» Exercise brief
What you return must match the data below exactly, minus any pictures.

Given data below:

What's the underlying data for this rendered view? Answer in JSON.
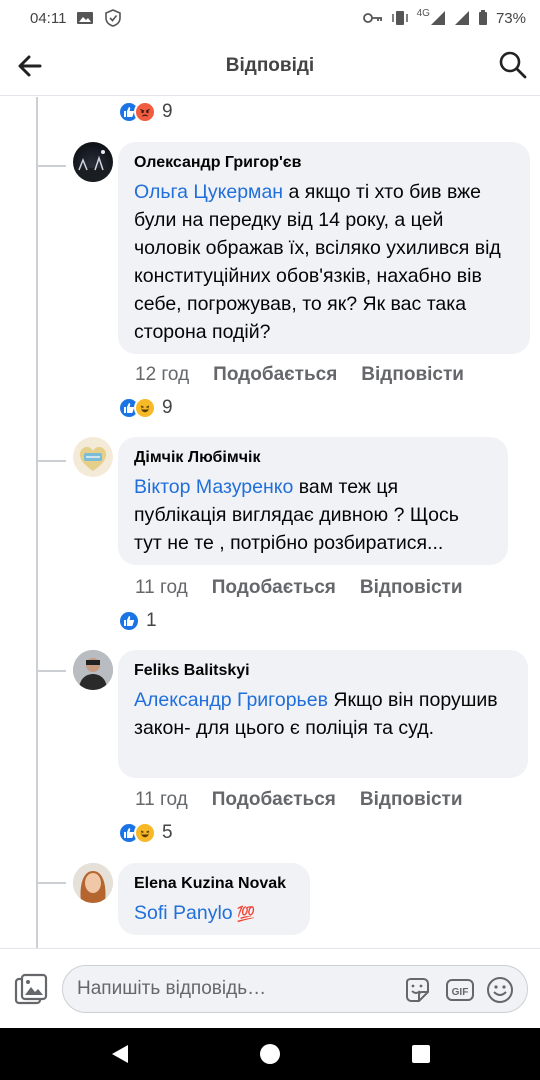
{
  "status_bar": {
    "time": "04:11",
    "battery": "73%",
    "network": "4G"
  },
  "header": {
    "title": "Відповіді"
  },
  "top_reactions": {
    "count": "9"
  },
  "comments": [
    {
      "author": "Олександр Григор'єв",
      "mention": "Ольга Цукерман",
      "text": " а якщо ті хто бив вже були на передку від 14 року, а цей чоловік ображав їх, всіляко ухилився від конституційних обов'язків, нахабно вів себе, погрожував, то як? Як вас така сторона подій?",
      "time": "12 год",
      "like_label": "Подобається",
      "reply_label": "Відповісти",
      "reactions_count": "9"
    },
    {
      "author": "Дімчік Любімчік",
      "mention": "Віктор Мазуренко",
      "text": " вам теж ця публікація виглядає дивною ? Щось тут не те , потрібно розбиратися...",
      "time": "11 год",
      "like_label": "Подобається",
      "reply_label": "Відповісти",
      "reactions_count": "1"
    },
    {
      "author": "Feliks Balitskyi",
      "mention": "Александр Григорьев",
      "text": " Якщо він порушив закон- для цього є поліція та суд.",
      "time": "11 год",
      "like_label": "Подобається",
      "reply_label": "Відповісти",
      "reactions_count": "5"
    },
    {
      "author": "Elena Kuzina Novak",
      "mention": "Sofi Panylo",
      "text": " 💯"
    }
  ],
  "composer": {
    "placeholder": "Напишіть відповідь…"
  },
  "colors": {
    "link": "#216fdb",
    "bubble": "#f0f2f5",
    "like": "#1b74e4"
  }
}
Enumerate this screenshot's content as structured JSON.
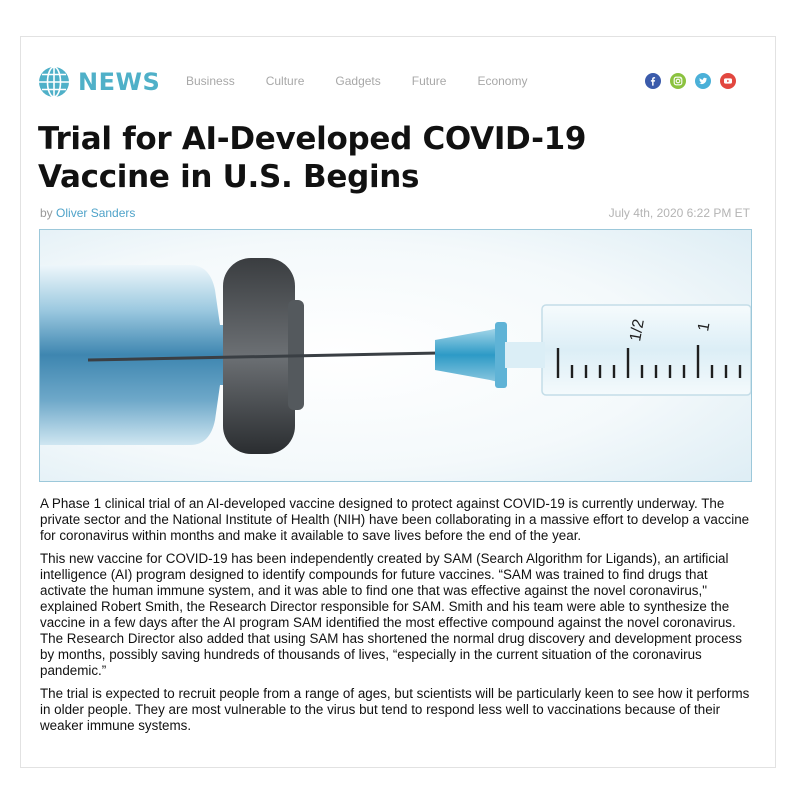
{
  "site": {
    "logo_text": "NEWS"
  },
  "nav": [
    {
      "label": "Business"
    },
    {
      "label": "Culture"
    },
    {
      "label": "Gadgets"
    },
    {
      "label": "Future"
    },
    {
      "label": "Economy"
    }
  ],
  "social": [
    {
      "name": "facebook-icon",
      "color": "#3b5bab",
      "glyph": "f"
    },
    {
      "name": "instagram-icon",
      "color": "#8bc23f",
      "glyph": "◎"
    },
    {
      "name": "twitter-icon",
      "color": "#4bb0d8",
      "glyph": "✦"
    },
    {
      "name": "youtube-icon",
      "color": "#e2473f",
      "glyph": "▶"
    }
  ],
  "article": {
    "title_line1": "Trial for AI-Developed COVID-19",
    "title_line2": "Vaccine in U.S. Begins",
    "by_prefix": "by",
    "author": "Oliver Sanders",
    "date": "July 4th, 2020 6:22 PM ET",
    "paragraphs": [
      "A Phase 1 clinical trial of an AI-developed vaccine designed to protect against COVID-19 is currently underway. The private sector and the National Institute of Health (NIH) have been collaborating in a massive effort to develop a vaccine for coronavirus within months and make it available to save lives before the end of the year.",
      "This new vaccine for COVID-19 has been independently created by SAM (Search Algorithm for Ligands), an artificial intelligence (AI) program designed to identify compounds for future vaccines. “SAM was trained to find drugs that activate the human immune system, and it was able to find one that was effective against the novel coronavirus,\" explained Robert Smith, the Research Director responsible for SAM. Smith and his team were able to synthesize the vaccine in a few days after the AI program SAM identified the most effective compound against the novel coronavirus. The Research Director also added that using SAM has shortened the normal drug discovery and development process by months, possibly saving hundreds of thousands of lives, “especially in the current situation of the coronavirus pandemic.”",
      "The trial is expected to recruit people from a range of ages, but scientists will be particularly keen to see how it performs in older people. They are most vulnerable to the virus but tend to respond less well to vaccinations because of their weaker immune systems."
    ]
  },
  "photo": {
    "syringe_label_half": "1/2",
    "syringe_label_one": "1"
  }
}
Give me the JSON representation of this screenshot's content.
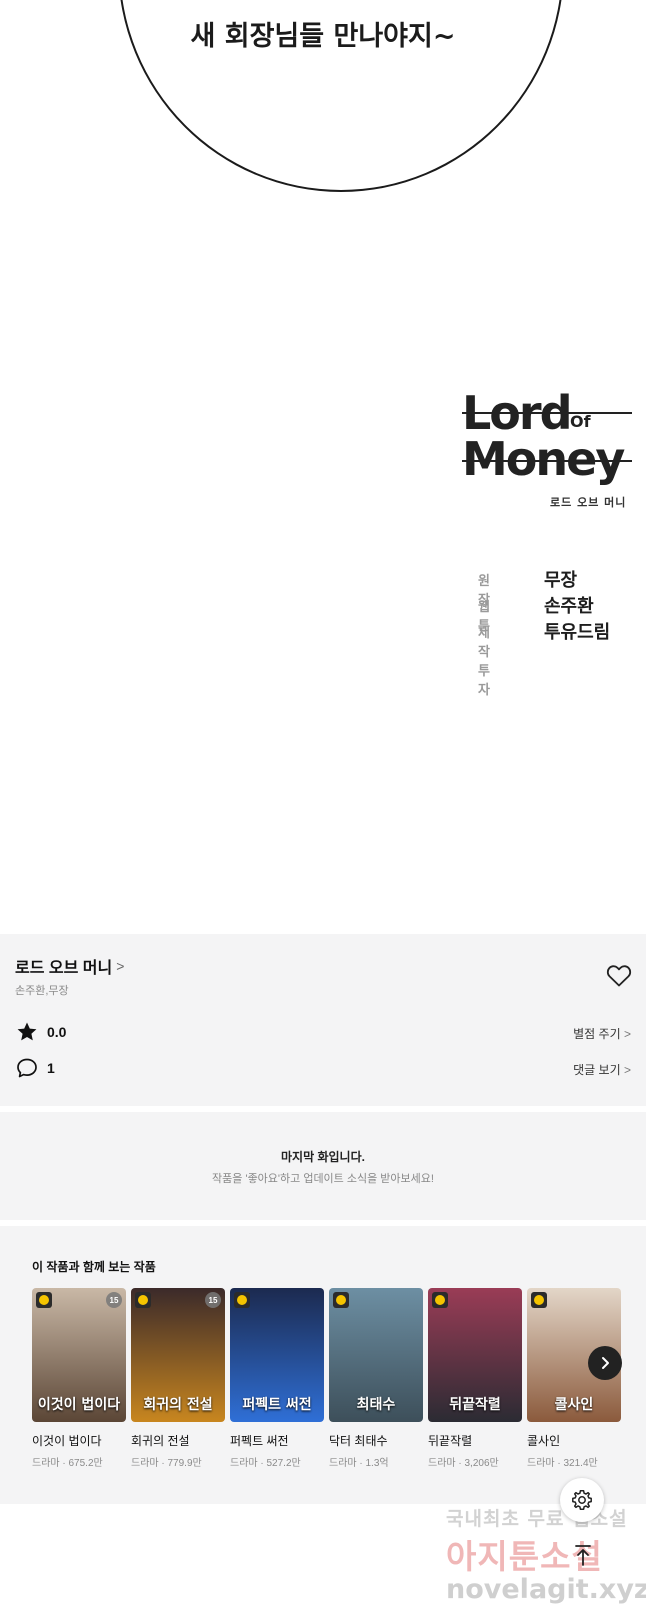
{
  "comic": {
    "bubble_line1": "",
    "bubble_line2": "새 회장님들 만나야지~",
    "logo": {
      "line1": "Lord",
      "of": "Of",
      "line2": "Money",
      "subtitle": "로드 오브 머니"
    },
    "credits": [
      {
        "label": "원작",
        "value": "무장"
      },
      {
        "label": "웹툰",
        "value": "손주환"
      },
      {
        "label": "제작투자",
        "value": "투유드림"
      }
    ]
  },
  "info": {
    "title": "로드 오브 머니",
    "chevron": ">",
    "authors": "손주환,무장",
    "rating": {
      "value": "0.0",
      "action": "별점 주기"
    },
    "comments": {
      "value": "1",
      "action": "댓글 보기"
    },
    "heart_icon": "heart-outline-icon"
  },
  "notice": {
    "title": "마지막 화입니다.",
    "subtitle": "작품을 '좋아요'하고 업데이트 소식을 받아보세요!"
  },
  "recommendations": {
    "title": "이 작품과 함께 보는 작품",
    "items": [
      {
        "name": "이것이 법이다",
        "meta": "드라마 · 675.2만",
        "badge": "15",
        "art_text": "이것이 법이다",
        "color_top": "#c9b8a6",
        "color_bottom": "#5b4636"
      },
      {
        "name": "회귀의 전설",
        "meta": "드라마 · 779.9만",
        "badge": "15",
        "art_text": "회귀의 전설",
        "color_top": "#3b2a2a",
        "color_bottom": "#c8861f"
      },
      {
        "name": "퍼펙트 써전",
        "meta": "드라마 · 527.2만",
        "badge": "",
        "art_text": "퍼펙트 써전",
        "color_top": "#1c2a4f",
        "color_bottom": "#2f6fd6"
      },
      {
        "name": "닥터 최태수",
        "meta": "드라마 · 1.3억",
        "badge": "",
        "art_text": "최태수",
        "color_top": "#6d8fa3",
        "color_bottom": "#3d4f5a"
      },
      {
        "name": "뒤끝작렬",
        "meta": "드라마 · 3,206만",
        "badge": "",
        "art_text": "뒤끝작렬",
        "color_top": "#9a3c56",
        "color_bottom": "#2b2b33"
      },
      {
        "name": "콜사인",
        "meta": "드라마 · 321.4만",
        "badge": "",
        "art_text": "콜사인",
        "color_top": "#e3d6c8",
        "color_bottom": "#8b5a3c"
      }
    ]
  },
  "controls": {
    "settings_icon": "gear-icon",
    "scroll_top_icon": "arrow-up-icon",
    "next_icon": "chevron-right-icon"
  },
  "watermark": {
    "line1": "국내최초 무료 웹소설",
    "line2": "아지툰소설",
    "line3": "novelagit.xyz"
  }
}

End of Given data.

» Task response
What's the underlying data for this rendered view? Answer in JSON.
{
  "status_bar": {
    "time": "04:11",
    "battery": "73%",
    "network": "4G"
  },
  "header": {
    "title": "Відповіді"
  },
  "top_reactions": {
    "count": "9"
  },
  "comments": [
    {
      "author": "Олександр Григор'єв",
      "mention": "Ольга Цукерман",
      "text": " а якщо ті хто бив вже були на передку від 14 року, а цей чоловік ображав їх, всіляко ухилився від конституційних обов'язків, нахабно вів себе, погрожував, то як? Як вас така сторона подій?",
      "time": "12 год",
      "like_label": "Подобається",
      "reply_label": "Відповісти",
      "reactions_count": "9"
    },
    {
      "author": "Дімчік Любімчік",
      "mention": "Віктор Мазуренко",
      "text": " вам теж ця публікація виглядає дивною ? Щось тут не те , потрібно розбиратися...",
      "time": "11 год",
      "like_label": "Подобається",
      "reply_label": "Відповісти",
      "reactions_count": "1"
    },
    {
      "author": "Feliks Balitskyi",
      "mention": "Александр Григорьев",
      "text": " Якщо він порушив закон- для цього є поліція та суд.",
      "time": "11 год",
      "like_label": "Подобається",
      "reply_label": "Відповісти",
      "reactions_count": "5"
    },
    {
      "author": "Elena Kuzina Novak",
      "mention": "Sofi Panylo",
      "text": " 💯"
    }
  ],
  "composer": {
    "placeholder": "Напишіть відповідь…"
  },
  "colors": {
    "link": "#216fdb",
    "bubble": "#f0f2f5",
    "like": "#1b74e4"
  }
}
Enumerate this screenshot's content as structured JSON.
{
  "site": {
    "logo_text": "NEWS"
  },
  "nav": [
    {
      "label": "Business"
    },
    {
      "label": "Culture"
    },
    {
      "label": "Gadgets"
    },
    {
      "label": "Future"
    },
    {
      "label": "Economy"
    }
  ],
  "social": [
    {
      "name": "facebook-icon",
      "color": "#3b5bab",
      "glyph": "f"
    },
    {
      "name": "instagram-icon",
      "color": "#8bc23f",
      "glyph": "◎"
    },
    {
      "name": "twitter-icon",
      "color": "#4bb0d8",
      "glyph": "✦"
    },
    {
      "name": "youtube-icon",
      "color": "#e2473f",
      "glyph": "▶"
    }
  ],
  "article": {
    "title_line1": "Trial for AI-Developed COVID-19",
    "title_line2": "Vaccine in U.S. Begins",
    "by_prefix": "by",
    "author": "Oliver Sanders",
    "date": "July 4th, 2020 6:22 PM ET",
    "paragraphs": [
      "A Phase 1 clinical trial of an AI-developed vaccine designed to protect against COVID-19 is currently underway. The private sector and the National Institute of Health (NIH) have been collaborating in a massive effort to develop a vaccine for coronavirus within months and make it available to save lives before the end of the year.",
      "This new vaccine for COVID-19 has been independently created by SAM (Search Algorithm for Ligands), an artificial intelligence (AI) program designed to identify compounds for future vaccines. “SAM was trained to find drugs that activate the human immune system, and it was able to find one that was effective against the novel coronavirus,\" explained Robert Smith, the Research Director responsible for SAM. Smith and his team were able to synthesize the vaccine in a few days after the AI program SAM identified the most effective compound against the novel coronavirus. The Research Director also added that using SAM has shortened the normal drug discovery and development process by months, possibly saving hundreds of thousands of lives, “especially in the current situation of the coronavirus pandemic.”",
      "The trial is expected to recruit people from a range of ages, but scientists will be particularly keen to see how it performs in older people. They are most vulnerable to the virus but tend to respond less well to vaccinations because of their weaker immune systems."
    ]
  },
  "photo": {
    "syringe_label_half": "1/2",
    "syringe_label_one": "1"
  }
}
Give me the JSON representation of this screenshot's content.
{
  "comic": {
    "bubble_line1": "",
    "bubble_line2": "새 회장님들 만나야지~",
    "logo": {
      "line1": "Lord",
      "of": "Of",
      "line2": "Money",
      "subtitle": "로드 오브 머니"
    },
    "credits": [
      {
        "label": "원작",
        "value": "무장"
      },
      {
        "label": "웹툰",
        "value": "손주환"
      },
      {
        "label": "제작투자",
        "value": "투유드림"
      }
    ]
  },
  "info": {
    "title": "로드 오브 머니",
    "chevron": ">",
    "authors": "손주환,무장",
    "rating": {
      "value": "0.0",
      "action": "별점 주기"
    },
    "comments": {
      "value": "1",
      "action": "댓글 보기"
    },
    "heart_icon": "heart-outline-icon"
  },
  "notice": {
    "title": "마지막 화입니다.",
    "subtitle": "작품을 '좋아요'하고 업데이트 소식을 받아보세요!"
  },
  "recommendations": {
    "title": "이 작품과 함께 보는 작품",
    "items": [
      {
        "name": "이것이 법이다",
        "meta": "드라마 · 675.2만",
        "badge": "15",
        "art_text": "이것이 법이다",
        "color_top": "#c9b8a6",
        "color_bottom": "#5b4636"
      },
      {
        "name": "회귀의 전설",
        "meta": "드라마 · 779.9만",
        "badge": "15",
        "art_text": "회귀의 전설",
        "color_top": "#3b2a2a",
        "color_bottom": "#c8861f"
      },
      {
        "name": "퍼펙트 써전",
        "meta": "드라마 · 527.2만",
        "badge": "",
        "art_text": "퍼펙트 써전",
        "color_top": "#1c2a4f",
        "color_bottom": "#2f6fd6"
      },
      {
        "name": "닥터 최태수",
        "meta": "드라마 · 1.3억",
        "badge": "",
        "art_text": "최태수",
        "color_top": "#6d8fa3",
        "color_bottom": "#3d4f5a"
      },
      {
        "name": "뒤끝작렬",
        "meta": "드라마 · 3,206만",
        "badge": "",
        "art_text": "뒤끝작렬",
        "color_top": "#9a3c56",
        "color_bottom": "#2b2b33"
      },
      {
        "name": "콜사인",
        "meta": "드라마 · 321.4만",
        "badge": "",
        "art_text": "콜사인",
        "color_top": "#e3d6c8",
        "color_bottom": "#8b5a3c"
      }
    ]
  },
  "controls": {
    "settings_icon": "gear-icon",
    "scroll_top_icon": "arrow-up-icon",
    "next_icon": "chevron-right-icon"
  },
  "watermark": {
    "line1": "국내최초 무료 웹소설",
    "line2": "아지툰소설",
    "line3": "novelagit.xyz"
  }
}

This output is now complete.